After several weeks of steady or dropping cyber risk scores, this week saw a consistent rise in risk across most sectors. Nine out of twelve sectors saw an uptick in cyber risk score when compared to the previous week, with Utilities (+10.9%) and Healthcare (+9.7%) seeing the biggest change. Government and Other Organizations experienced a rise of more than 6%, in part due to the many cyber-attacks and leaks tied to the U.S. presidential election.
Another reason for that rise is a steady trickle of small-scale data breaches tied to groups such as education and healthcare facilities. In a recent blog, we highlighted the difficult and growing problem of malicious insiders, but as that blog noted, the majority of insider incidents are unintentional errors committed by employees, vendors and third parties.
We saw several such news stories this past week:

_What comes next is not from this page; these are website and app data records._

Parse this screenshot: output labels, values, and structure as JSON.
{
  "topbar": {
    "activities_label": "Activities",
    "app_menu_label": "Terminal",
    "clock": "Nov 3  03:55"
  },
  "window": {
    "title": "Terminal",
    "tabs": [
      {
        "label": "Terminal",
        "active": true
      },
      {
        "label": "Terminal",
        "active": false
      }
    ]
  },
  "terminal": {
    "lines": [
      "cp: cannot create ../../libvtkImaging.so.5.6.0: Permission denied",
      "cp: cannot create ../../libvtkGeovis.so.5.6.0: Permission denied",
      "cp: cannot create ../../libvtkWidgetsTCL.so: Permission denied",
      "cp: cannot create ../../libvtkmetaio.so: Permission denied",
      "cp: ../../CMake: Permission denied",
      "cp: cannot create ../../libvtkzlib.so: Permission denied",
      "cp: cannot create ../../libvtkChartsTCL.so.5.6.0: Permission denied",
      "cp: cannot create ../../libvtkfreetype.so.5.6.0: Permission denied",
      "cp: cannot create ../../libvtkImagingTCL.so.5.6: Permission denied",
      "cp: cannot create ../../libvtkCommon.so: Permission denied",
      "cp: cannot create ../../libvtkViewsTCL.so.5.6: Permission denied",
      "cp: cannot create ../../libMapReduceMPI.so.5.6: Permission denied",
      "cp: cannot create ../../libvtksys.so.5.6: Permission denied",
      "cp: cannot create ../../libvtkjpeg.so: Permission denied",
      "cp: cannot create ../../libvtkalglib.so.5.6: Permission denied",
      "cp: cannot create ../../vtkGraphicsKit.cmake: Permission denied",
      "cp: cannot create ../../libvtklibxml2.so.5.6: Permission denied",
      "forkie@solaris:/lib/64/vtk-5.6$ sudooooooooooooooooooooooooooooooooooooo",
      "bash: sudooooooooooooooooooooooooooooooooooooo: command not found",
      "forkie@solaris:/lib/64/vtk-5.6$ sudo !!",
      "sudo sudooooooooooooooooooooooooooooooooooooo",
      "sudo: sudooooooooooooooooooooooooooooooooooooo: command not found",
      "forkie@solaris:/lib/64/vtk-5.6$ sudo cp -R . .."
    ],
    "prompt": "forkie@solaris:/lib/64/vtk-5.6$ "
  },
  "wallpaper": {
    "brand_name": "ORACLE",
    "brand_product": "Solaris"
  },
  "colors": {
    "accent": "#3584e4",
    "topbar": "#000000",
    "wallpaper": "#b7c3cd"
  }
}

- Katy Independent School District in Texas experienced a data breach affecting 78,000 students after a third-party that works with the district’s student data management system accidentally copied student information and uploaded it to a security software application used by 29 other school districts.
- Nearly 700 users of Vermont’s online health insurance marketplace had their information inadvertently exposed due to a subcontractor mishandling their data and making it publicly accessible. WEX Health was hired by Vermont to perform payment processing for the insurance exchange, and Samanage, a subcontractor for WEX Health, made a data file publicly accessible for nearly two months.
- St. Joseph Health agreed to a settlement with the U.S. Department of Health and Human Services, Office for Civil Rights over accidentally making electronic protected health information publicly accessible on the Internet from February 2011 until February 2012.
This week’s stories highlight the variety of ways a data breach can occur from ill-trained employees and contractors along with other poor risk management strategies.
In the case of Katy Independent School District, an employee for SunGard K-12 mistakenly copied a file containing Katy ISD data into a standard installation pack for an information security software application. In the case of St. Joseph Health, a server that was purchased to store files included a file sharing application whose default settings allowed anyone with an Internet connection to access them. St. Joseph Health did not examine it or modify it after implementation, HHS wrote in a press release, leading to the ePHI of 31,800 individuals being compromised. That mistake cost St. Joseph a payment of $2,140,500 and the adoption of a comprehensive corrective action plan in order to settle potential HIPAA violations.
Those incidents, along with our previous blog on malicious insiders, serves as an important reminder that many data breaches do not come from outside the organization; rather, they come from within.